> **Your goal**:
Set down each entry exactly as given; pictures should not appear in the copy.

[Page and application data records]
▼▼▼
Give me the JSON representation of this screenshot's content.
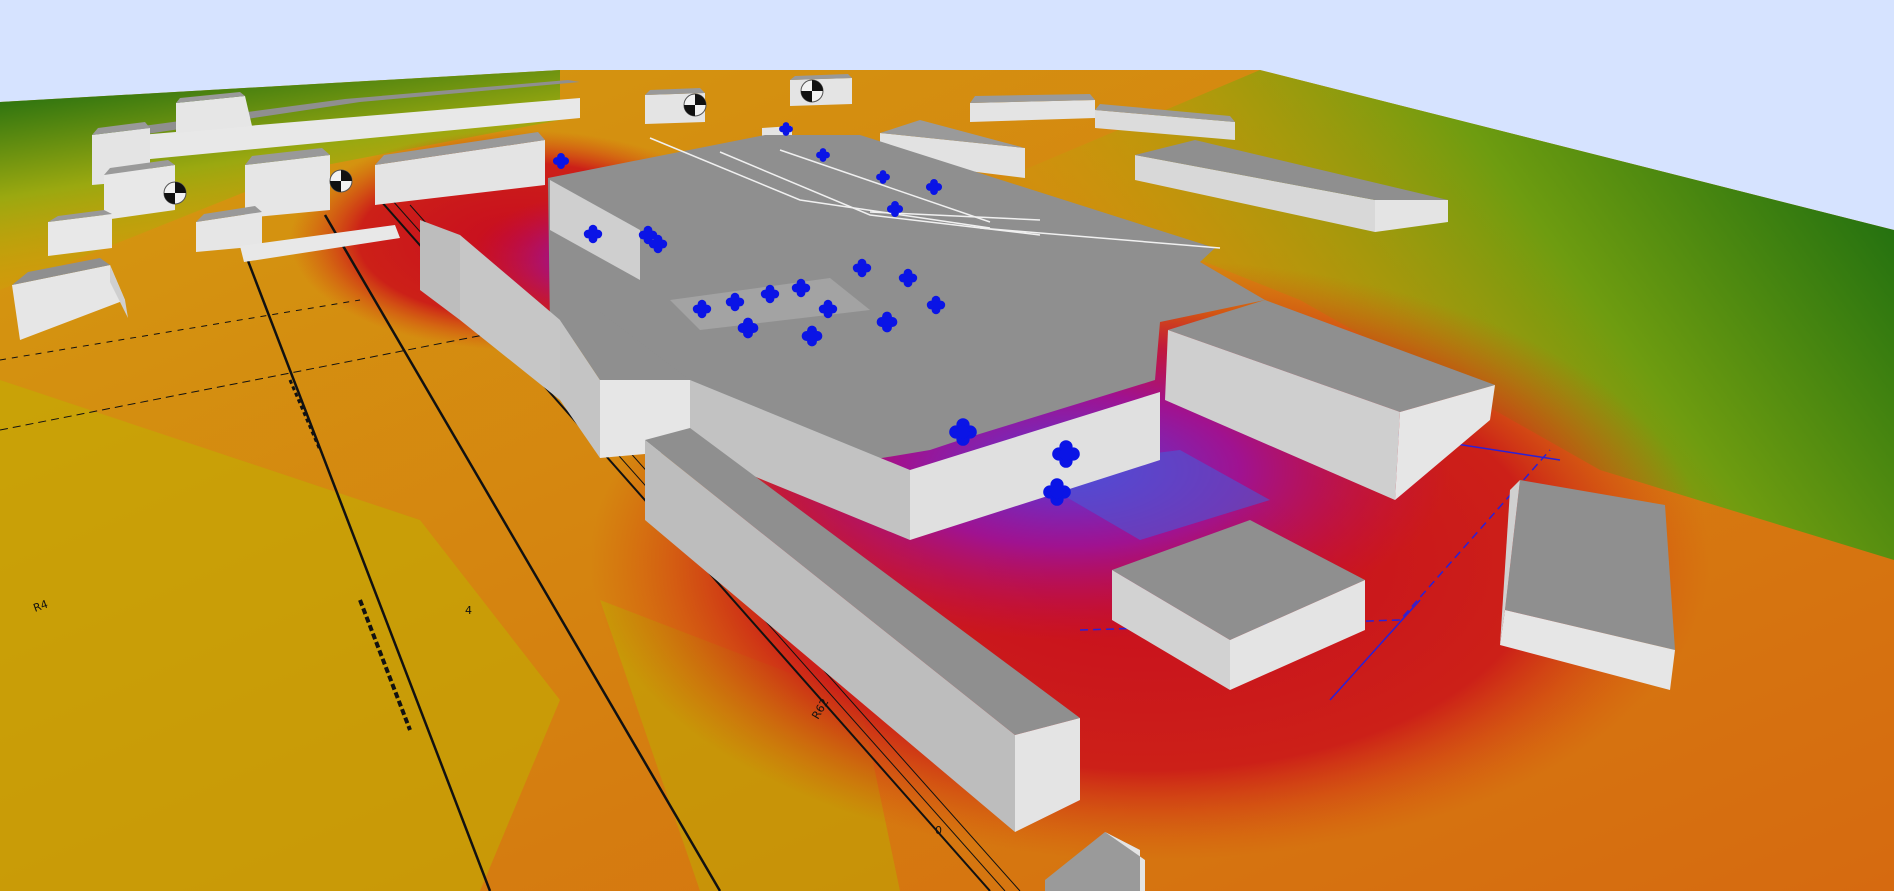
{
  "scene": {
    "sky_color": "#d6e3ff",
    "heatmap_colors": [
      "#0a6a10",
      "#7ca010",
      "#c8b400",
      "#e09000",
      "#d84a10",
      "#c81020",
      "#b00c70",
      "#7020c8",
      "#3050d8"
    ],
    "building_colors": {
      "roof": "#8f8f8f",
      "wall_light": "#e4e4e4",
      "wall_mid": "#c6c6c6",
      "wall_dark": "#a8a8a8"
    },
    "source_marker_color": "#0a14e6",
    "source_marker_icon": "noise-source-cross-icon",
    "receiver_marker_icon": "receiver-quadrant-icon",
    "track_annotations": [
      "R4",
      "R62",
      "4",
      "0"
    ]
  }
}
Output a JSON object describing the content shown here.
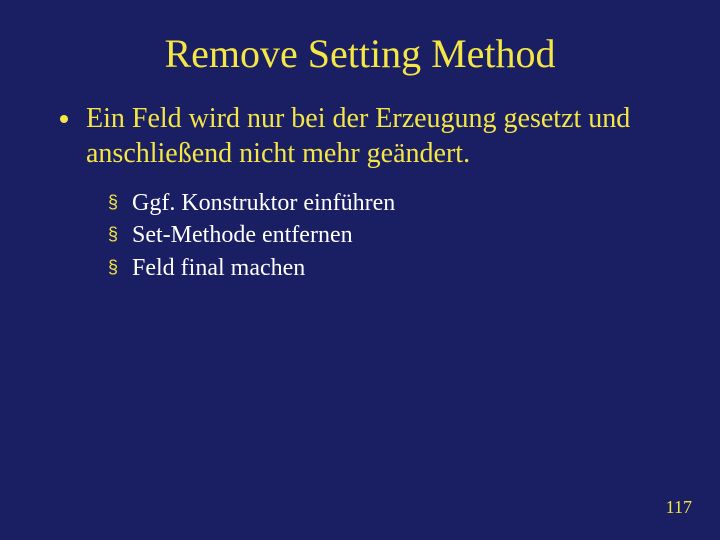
{
  "title": "Remove Setting Method",
  "bullet1": "Ein Feld wird nur bei der Erzeugung gesetzt und anschließend nicht mehr geändert.",
  "sub1": "Ggf. Konstruktor einführen",
  "sub2": "Set-Methode entfernen",
  "sub3": "Feld final machen",
  "page": "117"
}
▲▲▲
> **Output for this task**:
Give me the JSON representation of this screenshot's content.
{
  "scene": {
    "sky_color": "#d6e3ff",
    "heatmap_colors": [
      "#0a6a10",
      "#7ca010",
      "#c8b400",
      "#e09000",
      "#d84a10",
      "#c81020",
      "#b00c70",
      "#7020c8",
      "#3050d8"
    ],
    "building_colors": {
      "roof": "#8f8f8f",
      "wall_light": "#e4e4e4",
      "wall_mid": "#c6c6c6",
      "wall_dark": "#a8a8a8"
    },
    "source_marker_color": "#0a14e6",
    "source_marker_icon": "noise-source-cross-icon",
    "receiver_marker_icon": "receiver-quadrant-icon",
    "track_annotations": [
      "R4",
      "R62",
      "4",
      "0"
    ]
  }
}
Output a JSON object describing the content shown here.
{
  "title": "Remove Setting Method",
  "bullet1": "Ein Feld wird nur bei der Erzeugung gesetzt und anschließend nicht mehr geändert.",
  "sub1": "Ggf. Konstruktor einführen",
  "sub2": "Set-Methode entfernen",
  "sub3": "Feld final machen",
  "page": "117"
}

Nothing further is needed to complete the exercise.